▶ [Supplied material]:

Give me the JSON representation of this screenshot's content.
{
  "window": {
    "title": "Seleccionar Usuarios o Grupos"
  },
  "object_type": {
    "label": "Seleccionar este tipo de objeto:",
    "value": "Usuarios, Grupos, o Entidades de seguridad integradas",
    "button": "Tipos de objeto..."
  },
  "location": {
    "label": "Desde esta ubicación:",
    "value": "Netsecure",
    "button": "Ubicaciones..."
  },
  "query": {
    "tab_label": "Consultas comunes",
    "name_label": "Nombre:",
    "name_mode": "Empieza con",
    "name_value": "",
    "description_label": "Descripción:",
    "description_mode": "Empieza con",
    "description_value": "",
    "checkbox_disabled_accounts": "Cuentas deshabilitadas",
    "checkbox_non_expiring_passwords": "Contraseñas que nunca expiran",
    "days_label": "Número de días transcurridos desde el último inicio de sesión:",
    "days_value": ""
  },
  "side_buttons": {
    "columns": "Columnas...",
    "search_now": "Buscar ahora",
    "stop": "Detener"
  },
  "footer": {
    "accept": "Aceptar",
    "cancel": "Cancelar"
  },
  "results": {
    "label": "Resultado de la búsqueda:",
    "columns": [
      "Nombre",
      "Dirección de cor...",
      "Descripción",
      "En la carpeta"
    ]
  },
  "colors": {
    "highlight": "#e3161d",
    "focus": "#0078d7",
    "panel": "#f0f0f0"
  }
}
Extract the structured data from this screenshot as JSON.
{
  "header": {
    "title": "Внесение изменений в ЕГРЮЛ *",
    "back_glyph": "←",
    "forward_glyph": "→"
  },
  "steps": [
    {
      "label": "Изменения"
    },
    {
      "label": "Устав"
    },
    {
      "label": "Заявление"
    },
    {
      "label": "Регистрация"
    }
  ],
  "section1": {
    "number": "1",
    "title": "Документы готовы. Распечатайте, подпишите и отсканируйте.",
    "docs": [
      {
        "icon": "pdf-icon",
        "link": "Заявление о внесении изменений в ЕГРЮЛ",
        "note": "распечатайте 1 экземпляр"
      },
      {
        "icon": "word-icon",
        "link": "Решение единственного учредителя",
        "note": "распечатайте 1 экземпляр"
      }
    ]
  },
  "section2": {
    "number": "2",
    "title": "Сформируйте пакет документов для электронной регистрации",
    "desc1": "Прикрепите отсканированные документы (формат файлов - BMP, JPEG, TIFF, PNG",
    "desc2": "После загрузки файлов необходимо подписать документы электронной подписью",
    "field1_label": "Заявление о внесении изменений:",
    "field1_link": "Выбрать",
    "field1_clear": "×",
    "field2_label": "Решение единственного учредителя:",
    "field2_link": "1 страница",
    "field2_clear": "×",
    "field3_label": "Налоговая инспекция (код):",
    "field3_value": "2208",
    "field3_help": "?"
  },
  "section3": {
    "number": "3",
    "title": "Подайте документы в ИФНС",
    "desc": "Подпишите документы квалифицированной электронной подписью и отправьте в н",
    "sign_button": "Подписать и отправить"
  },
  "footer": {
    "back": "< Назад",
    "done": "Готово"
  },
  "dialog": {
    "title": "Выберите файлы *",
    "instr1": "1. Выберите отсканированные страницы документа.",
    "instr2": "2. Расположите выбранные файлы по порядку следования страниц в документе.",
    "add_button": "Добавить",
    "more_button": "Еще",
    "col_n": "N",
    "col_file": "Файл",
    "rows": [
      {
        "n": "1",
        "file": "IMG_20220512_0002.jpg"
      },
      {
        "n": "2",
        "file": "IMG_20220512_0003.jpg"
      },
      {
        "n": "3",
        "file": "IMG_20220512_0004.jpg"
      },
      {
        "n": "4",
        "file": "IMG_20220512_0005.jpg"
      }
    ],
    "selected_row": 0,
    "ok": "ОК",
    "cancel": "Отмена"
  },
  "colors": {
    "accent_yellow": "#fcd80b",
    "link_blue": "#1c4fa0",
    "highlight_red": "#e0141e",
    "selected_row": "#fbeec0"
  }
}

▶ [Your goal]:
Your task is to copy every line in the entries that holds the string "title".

▶ [Task answer]:
    "title": "Seleccionar Usuarios o Grupos"
    "title": "Внесение изменений в ЕГРЮЛ *",
    "title": "Документы готовы. Распечатайте, подпишите и отсканируйте.",
    "title": "Сформируйте пакет документов для электронной регистрации",
    "title": "Подайте документы в ИФНС",
    "title": "Выберите файлы *",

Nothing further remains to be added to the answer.